▶ Work to complete:
The entries that follow are to be duplicated in full, character for character.
(Input records)
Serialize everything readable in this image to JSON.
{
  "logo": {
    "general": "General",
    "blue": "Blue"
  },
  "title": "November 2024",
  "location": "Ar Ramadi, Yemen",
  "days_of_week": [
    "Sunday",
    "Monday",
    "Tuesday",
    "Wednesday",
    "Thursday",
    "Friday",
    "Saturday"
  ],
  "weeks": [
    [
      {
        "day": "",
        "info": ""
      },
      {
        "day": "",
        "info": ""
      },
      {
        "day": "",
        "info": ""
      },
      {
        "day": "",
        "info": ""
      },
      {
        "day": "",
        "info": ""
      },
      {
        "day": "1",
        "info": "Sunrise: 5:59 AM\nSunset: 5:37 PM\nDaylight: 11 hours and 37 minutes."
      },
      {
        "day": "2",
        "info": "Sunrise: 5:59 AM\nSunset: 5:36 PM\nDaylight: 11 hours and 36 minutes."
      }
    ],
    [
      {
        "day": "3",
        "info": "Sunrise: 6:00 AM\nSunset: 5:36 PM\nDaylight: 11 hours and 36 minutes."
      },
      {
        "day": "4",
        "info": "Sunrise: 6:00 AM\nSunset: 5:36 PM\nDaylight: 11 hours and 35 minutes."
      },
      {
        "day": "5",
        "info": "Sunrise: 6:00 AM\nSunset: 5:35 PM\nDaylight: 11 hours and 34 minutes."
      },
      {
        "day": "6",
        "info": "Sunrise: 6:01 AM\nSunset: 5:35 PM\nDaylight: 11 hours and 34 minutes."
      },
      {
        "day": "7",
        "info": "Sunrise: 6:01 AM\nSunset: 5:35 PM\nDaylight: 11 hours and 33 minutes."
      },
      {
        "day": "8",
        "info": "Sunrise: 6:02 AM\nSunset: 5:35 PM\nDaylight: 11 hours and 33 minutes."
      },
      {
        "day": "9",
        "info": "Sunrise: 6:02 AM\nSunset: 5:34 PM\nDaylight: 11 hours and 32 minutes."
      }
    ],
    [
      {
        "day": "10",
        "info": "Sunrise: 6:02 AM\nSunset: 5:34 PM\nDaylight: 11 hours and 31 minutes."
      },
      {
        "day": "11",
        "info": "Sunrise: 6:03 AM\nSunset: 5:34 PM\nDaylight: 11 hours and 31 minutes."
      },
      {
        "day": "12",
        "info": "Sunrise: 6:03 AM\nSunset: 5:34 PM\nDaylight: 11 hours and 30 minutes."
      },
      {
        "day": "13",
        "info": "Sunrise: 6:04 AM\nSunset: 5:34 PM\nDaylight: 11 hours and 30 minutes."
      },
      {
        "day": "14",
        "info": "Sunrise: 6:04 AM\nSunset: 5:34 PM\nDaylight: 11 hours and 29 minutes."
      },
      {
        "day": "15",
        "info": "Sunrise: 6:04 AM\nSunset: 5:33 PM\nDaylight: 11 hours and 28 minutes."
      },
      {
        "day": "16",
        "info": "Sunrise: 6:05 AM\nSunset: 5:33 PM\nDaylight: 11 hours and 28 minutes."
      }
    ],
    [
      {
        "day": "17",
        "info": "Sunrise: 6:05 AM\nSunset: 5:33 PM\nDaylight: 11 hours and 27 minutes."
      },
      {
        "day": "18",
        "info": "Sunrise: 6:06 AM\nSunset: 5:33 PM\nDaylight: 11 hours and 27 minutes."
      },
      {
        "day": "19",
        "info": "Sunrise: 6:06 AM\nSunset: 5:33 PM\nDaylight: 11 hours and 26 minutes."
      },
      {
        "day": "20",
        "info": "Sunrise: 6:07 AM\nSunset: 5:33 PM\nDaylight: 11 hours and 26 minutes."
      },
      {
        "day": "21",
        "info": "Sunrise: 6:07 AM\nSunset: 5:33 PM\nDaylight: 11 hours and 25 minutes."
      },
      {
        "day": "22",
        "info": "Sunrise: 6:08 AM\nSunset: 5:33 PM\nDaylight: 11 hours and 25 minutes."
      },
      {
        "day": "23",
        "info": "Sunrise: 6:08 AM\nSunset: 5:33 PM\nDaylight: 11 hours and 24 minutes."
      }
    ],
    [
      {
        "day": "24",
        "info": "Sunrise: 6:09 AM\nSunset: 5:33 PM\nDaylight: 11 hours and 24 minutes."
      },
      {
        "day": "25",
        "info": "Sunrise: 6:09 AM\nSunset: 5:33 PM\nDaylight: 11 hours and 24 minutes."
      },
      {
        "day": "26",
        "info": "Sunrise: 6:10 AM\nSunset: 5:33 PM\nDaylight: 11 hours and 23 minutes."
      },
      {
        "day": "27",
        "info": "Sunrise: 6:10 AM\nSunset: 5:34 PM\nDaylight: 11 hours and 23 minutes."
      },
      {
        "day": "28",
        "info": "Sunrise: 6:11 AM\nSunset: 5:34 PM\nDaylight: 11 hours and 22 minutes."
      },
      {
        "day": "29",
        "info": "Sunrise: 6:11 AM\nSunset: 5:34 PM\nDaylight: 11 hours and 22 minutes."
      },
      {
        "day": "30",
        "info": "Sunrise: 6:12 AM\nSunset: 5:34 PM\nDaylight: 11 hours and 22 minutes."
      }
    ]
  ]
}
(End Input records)
▶ Response to this task:
Serialize everything readable in this image to JSON.
{
  "logo": {
    "general": "General",
    "blue": "Blue"
  },
  "title": "November 2024",
  "location": "Ar Ramadi, Yemen",
  "days_of_week": [
    "Sunday",
    "Monday",
    "Tuesday",
    "Wednesday",
    "Thursday",
    "Friday",
    "Saturday"
  ],
  "weeks": [
    [
      {
        "day": "",
        "info": ""
      },
      {
        "day": "",
        "info": ""
      },
      {
        "day": "",
        "info": ""
      },
      {
        "day": "",
        "info": ""
      },
      {
        "day": "",
        "info": ""
      },
      {
        "day": "1",
        "info": "Sunrise: 5:59 AM\nSunset: 5:37 PM\nDaylight: 11 hours and 37 minutes."
      },
      {
        "day": "2",
        "info": "Sunrise: 5:59 AM\nSunset: 5:36 PM\nDaylight: 11 hours and 36 minutes."
      }
    ],
    [
      {
        "day": "3",
        "info": "Sunrise: 6:00 AM\nSunset: 5:36 PM\nDaylight: 11 hours and 36 minutes."
      },
      {
        "day": "4",
        "info": "Sunrise: 6:00 AM\nSunset: 5:36 PM\nDaylight: 11 hours and 35 minutes."
      },
      {
        "day": "5",
        "info": "Sunrise: 6:00 AM\nSunset: 5:35 PM\nDaylight: 11 hours and 34 minutes."
      },
      {
        "day": "6",
        "info": "Sunrise: 6:01 AM\nSunset: 5:35 PM\nDaylight: 11 hours and 34 minutes."
      },
      {
        "day": "7",
        "info": "Sunrise: 6:01 AM\nSunset: 5:35 PM\nDaylight: 11 hours and 33 minutes."
      },
      {
        "day": "8",
        "info": "Sunrise: 6:02 AM\nSunset: 5:35 PM\nDaylight: 11 hours and 33 minutes."
      },
      {
        "day": "9",
        "info": "Sunrise: 6:02 AM\nSunset: 5:34 PM\nDaylight: 11 hours and 32 minutes."
      }
    ],
    [
      {
        "day": "10",
        "info": "Sunrise: 6:02 AM\nSunset: 5:34 PM\nDaylight: 11 hours and 31 minutes."
      },
      {
        "day": "11",
        "info": "Sunrise: 6:03 AM\nSunset: 5:34 PM\nDaylight: 11 hours and 31 minutes."
      },
      {
        "day": "12",
        "info": "Sunrise: 6:03 AM\nSunset: 5:34 PM\nDaylight: 11 hours and 30 minutes."
      },
      {
        "day": "13",
        "info": "Sunrise: 6:04 AM\nSunset: 5:34 PM\nDaylight: 11 hours and 30 minutes."
      },
      {
        "day": "14",
        "info": "Sunrise: 6:04 AM\nSunset: 5:34 PM\nDaylight: 11 hours and 29 minutes."
      },
      {
        "day": "15",
        "info": "Sunrise: 6:04 AM\nSunset: 5:33 PM\nDaylight: 11 hours and 28 minutes."
      },
      {
        "day": "16",
        "info": "Sunrise: 6:05 AM\nSunset: 5:33 PM\nDaylight: 11 hours and 28 minutes."
      }
    ],
    [
      {
        "day": "17",
        "info": "Sunrise: 6:05 AM\nSunset: 5:33 PM\nDaylight: 11 hours and 27 minutes."
      },
      {
        "day": "18",
        "info": "Sunrise: 6:06 AM\nSunset: 5:33 PM\nDaylight: 11 hours and 27 minutes."
      },
      {
        "day": "19",
        "info": "Sunrise: 6:06 AM\nSunset: 5:33 PM\nDaylight: 11 hours and 26 minutes."
      },
      {
        "day": "20",
        "info": "Sunrise: 6:07 AM\nSunset: 5:33 PM\nDaylight: 11 hours and 26 minutes."
      },
      {
        "day": "21",
        "info": "Sunrise: 6:07 AM\nSunset: 5:33 PM\nDaylight: 11 hours and 25 minutes."
      },
      {
        "day": "22",
        "info": "Sunrise: 6:08 AM\nSunset: 5:33 PM\nDaylight: 11 hours and 25 minutes."
      },
      {
        "day": "23",
        "info": "Sunrise: 6:08 AM\nSunset: 5:33 PM\nDaylight: 11 hours and 24 minutes."
      }
    ],
    [
      {
        "day": "24",
        "info": "Sunrise: 6:09 AM\nSunset: 5:33 PM\nDaylight: 11 hours and 24 minutes."
      },
      {
        "day": "25",
        "info": "Sunrise: 6:09 AM\nSunset: 5:33 PM\nDaylight: 11 hours and 24 minutes."
      },
      {
        "day": "26",
        "info": "Sunrise: 6:10 AM\nSunset: 5:33 PM\nDaylight: 11 hours and 23 minutes."
      },
      {
        "day": "27",
        "info": "Sunrise: 6:10 AM\nSunset: 5:34 PM\nDaylight: 11 hours and 23 minutes."
      },
      {
        "day": "28",
        "info": "Sunrise: 6:11 AM\nSunset: 5:34 PM\nDaylight: 11 hours and 22 minutes."
      },
      {
        "day": "29",
        "info": "Sunrise: 6:11 AM\nSunset: 5:34 PM\nDaylight: 11 hours and 22 minutes."
      },
      {
        "day": "30",
        "info": "Sunrise: 6:12 AM\nSunset: 5:34 PM\nDaylight: 11 hours and 22 minutes."
      }
    ]
  ]
}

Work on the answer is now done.